=== Section Start ===
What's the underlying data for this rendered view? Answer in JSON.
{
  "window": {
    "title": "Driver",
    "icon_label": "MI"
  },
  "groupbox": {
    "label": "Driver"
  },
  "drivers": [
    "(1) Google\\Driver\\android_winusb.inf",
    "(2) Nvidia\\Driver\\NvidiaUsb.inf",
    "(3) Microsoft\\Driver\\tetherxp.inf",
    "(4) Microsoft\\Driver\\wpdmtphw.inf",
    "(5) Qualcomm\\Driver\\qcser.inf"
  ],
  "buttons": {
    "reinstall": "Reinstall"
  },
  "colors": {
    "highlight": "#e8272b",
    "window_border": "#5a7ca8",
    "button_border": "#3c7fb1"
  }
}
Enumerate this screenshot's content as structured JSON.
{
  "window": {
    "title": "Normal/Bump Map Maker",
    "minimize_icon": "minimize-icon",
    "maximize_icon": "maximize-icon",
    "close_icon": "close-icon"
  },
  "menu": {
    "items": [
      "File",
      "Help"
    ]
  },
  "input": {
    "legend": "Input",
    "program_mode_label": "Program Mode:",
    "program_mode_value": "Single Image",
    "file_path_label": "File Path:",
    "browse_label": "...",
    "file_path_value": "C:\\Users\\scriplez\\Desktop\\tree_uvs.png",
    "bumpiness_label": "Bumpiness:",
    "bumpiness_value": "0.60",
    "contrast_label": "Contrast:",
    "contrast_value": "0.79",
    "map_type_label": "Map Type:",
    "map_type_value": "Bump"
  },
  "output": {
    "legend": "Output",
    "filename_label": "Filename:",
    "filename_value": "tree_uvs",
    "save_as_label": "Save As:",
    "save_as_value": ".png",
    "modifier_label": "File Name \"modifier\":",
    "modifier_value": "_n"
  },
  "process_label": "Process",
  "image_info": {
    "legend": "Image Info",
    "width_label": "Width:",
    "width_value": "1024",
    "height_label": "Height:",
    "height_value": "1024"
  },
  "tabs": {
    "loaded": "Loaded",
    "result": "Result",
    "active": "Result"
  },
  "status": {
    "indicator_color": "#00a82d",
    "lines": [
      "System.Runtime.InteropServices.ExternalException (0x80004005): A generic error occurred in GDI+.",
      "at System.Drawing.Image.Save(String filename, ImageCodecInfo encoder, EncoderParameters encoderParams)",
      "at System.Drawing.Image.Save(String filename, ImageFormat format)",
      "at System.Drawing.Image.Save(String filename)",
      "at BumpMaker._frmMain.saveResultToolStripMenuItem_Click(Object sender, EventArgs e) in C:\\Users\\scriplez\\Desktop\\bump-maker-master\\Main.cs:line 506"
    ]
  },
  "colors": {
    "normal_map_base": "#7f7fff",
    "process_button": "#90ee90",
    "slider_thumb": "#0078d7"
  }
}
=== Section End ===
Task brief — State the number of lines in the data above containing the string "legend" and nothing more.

Answer to the problem — 3